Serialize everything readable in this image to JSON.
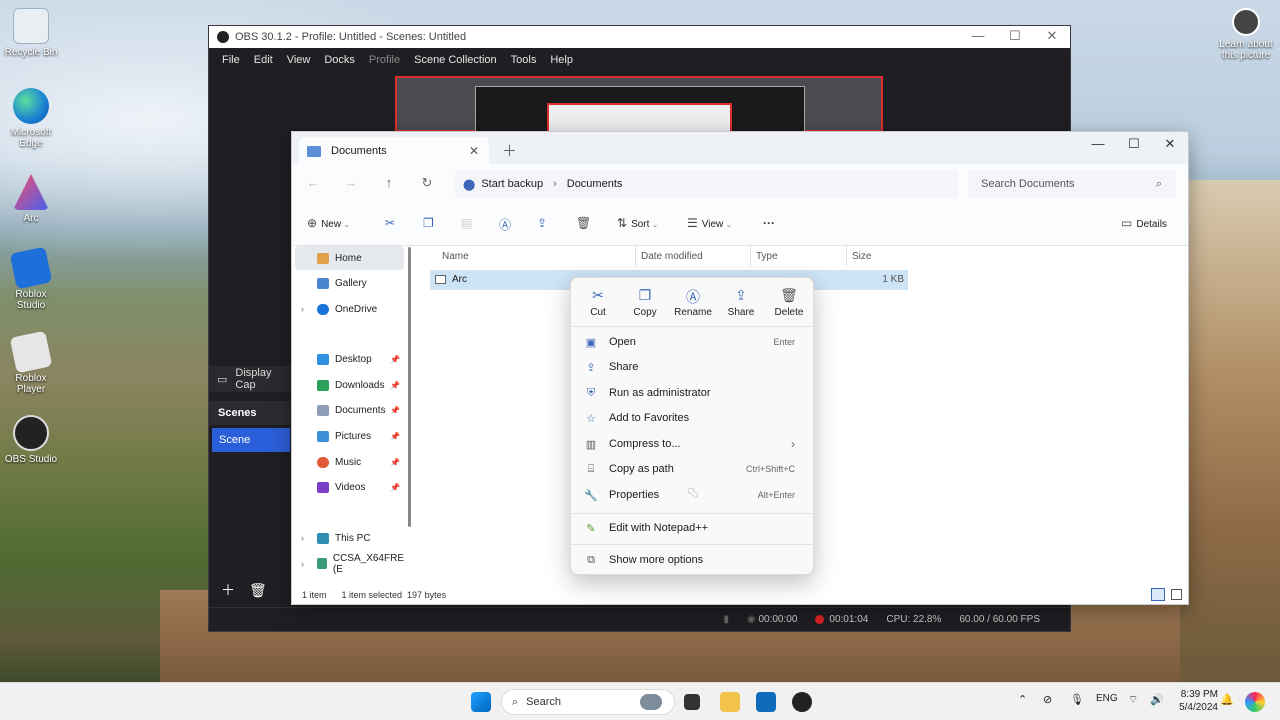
{
  "desktop": {
    "icons": [
      {
        "label": "Recycle Bin"
      },
      {
        "label": "Microsoft Edge"
      },
      {
        "label": "Arc"
      },
      {
        "label": "Roblox Studio"
      },
      {
        "label": "Roblox Player"
      },
      {
        "label": "OBS Studio"
      }
    ],
    "learn_about": "Learn about this picture"
  },
  "obs": {
    "title": "OBS 30.1.2 - Profile: Untitled - Scenes: Untitled",
    "menu": [
      "File",
      "Edit",
      "View",
      "Docks",
      "Profile",
      "Scene Collection",
      "Tools",
      "Help"
    ],
    "source": "Display Cap",
    "scenes_header": "Scenes",
    "scene_item": "Scene",
    "status": {
      "stream_time": "00:00:00",
      "rec_time": "00:01:04",
      "cpu": "CPU: 22.8%",
      "fps": "60.00 / 60.00 FPS"
    }
  },
  "explorer": {
    "tab_title": "Documents",
    "breadcrumb": [
      "Start backup",
      "Documents"
    ],
    "search_placeholder": "Search Documents",
    "commands": {
      "new": "New",
      "sort": "Sort",
      "view": "View",
      "details": "Details"
    },
    "nav": [
      {
        "label": "Home",
        "sel": true
      },
      {
        "label": "Gallery"
      },
      {
        "label": "OneDrive",
        "chev": true
      },
      {
        "label": "Desktop",
        "pin": true
      },
      {
        "label": "Downloads",
        "pin": true
      },
      {
        "label": "Documents",
        "pin": true
      },
      {
        "label": "Pictures",
        "pin": true
      },
      {
        "label": "Music",
        "pin": true
      },
      {
        "label": "Videos",
        "pin": true
      },
      {
        "label": "This PC",
        "chev": true
      },
      {
        "label": "CCSA_X64FRE (E",
        "chev": true
      }
    ],
    "columns": {
      "name": "Name",
      "date": "Date modified",
      "type": "Type",
      "size": "Size"
    },
    "row": {
      "name": "Arc",
      "size": "1 KB"
    },
    "status": {
      "count": "1 item",
      "selected": "1 item selected  197 bytes"
    }
  },
  "context_menu": {
    "quick": [
      "Cut",
      "Copy",
      "Rename",
      "Share",
      "Delete"
    ],
    "items": [
      {
        "label": "Open",
        "shortcut": "Enter"
      },
      {
        "label": "Share",
        "shortcut": ""
      },
      {
        "label": "Run as administrator",
        "shortcut": ""
      },
      {
        "label": "Add to Favorites",
        "shortcut": ""
      },
      {
        "label": "Compress to...",
        "shortcut": "›"
      },
      {
        "label": "Copy as path",
        "shortcut": "Ctrl+Shift+C"
      },
      {
        "label": "Properties",
        "shortcut": "Alt+Enter"
      }
    ],
    "notepad": "Edit with Notepad++",
    "more": "Show more options"
  },
  "taskbar": {
    "search": "Search",
    "lang": "ENG",
    "time": "8:39 PM",
    "date": "5/4/2024"
  },
  "colors": {
    "obs_scene": "#2b5fd9",
    "accent": "#3a67b7",
    "rec": "#dd2222"
  }
}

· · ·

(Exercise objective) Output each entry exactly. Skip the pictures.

(Answer below)
Serialize everything readable in this image to JSON.
{
  "desktop": {
    "icons": [
      {
        "label": "Recycle Bin"
      },
      {
        "label": "Microsoft Edge"
      },
      {
        "label": "Arc"
      },
      {
        "label": "Roblox Studio"
      },
      {
        "label": "Roblox Player"
      },
      {
        "label": "OBS Studio"
      }
    ],
    "learn_about": "Learn about this picture"
  },
  "obs": {
    "title": "OBS 30.1.2 - Profile: Untitled - Scenes: Untitled",
    "menu": [
      "File",
      "Edit",
      "View",
      "Docks",
      "Profile",
      "Scene Collection",
      "Tools",
      "Help"
    ],
    "source": "Display Cap",
    "scenes_header": "Scenes",
    "scene_item": "Scene",
    "status": {
      "stream_time": "00:00:00",
      "rec_time": "00:01:04",
      "cpu": "CPU: 22.8%",
      "fps": "60.00 / 60.00 FPS"
    }
  },
  "explorer": {
    "tab_title": "Documents",
    "breadcrumb": [
      "Start backup",
      "Documents"
    ],
    "search_placeholder": "Search Documents",
    "commands": {
      "new": "New",
      "sort": "Sort",
      "view": "View",
      "details": "Details"
    },
    "nav": [
      {
        "label": "Home",
        "sel": true
      },
      {
        "label": "Gallery"
      },
      {
        "label": "OneDrive",
        "chev": true
      },
      {
        "label": "Desktop",
        "pin": true
      },
      {
        "label": "Downloads",
        "pin": true
      },
      {
        "label": "Documents",
        "pin": true
      },
      {
        "label": "Pictures",
        "pin": true
      },
      {
        "label": "Music",
        "pin": true
      },
      {
        "label": "Videos",
        "pin": true
      },
      {
        "label": "This PC",
        "chev": true
      },
      {
        "label": "CCSA_X64FRE (E",
        "chev": true
      }
    ],
    "columns": {
      "name": "Name",
      "date": "Date modified",
      "type": "Type",
      "size": "Size"
    },
    "row": {
      "name": "Arc",
      "size": "1 KB"
    },
    "status": {
      "count": "1 item",
      "selected": "1 item selected  197 bytes"
    }
  },
  "context_menu": {
    "quick": [
      "Cut",
      "Copy",
      "Rename",
      "Share",
      "Delete"
    ],
    "items": [
      {
        "label": "Open",
        "shortcut": "Enter"
      },
      {
        "label": "Share",
        "shortcut": ""
      },
      {
        "label": "Run as administrator",
        "shortcut": ""
      },
      {
        "label": "Add to Favorites",
        "shortcut": ""
      },
      {
        "label": "Compress to...",
        "shortcut": "›"
      },
      {
        "label": "Copy as path",
        "shortcut": "Ctrl+Shift+C"
      },
      {
        "label": "Properties",
        "shortcut": "Alt+Enter"
      }
    ],
    "notepad": "Edit with Notepad++",
    "more": "Show more options"
  },
  "taskbar": {
    "search": "Search",
    "lang": "ENG",
    "time": "8:39 PM",
    "date": "5/4/2024"
  },
  "colors": {
    "obs_scene": "#2b5fd9",
    "accent": "#3a67b7",
    "rec": "#dd2222"
  }
}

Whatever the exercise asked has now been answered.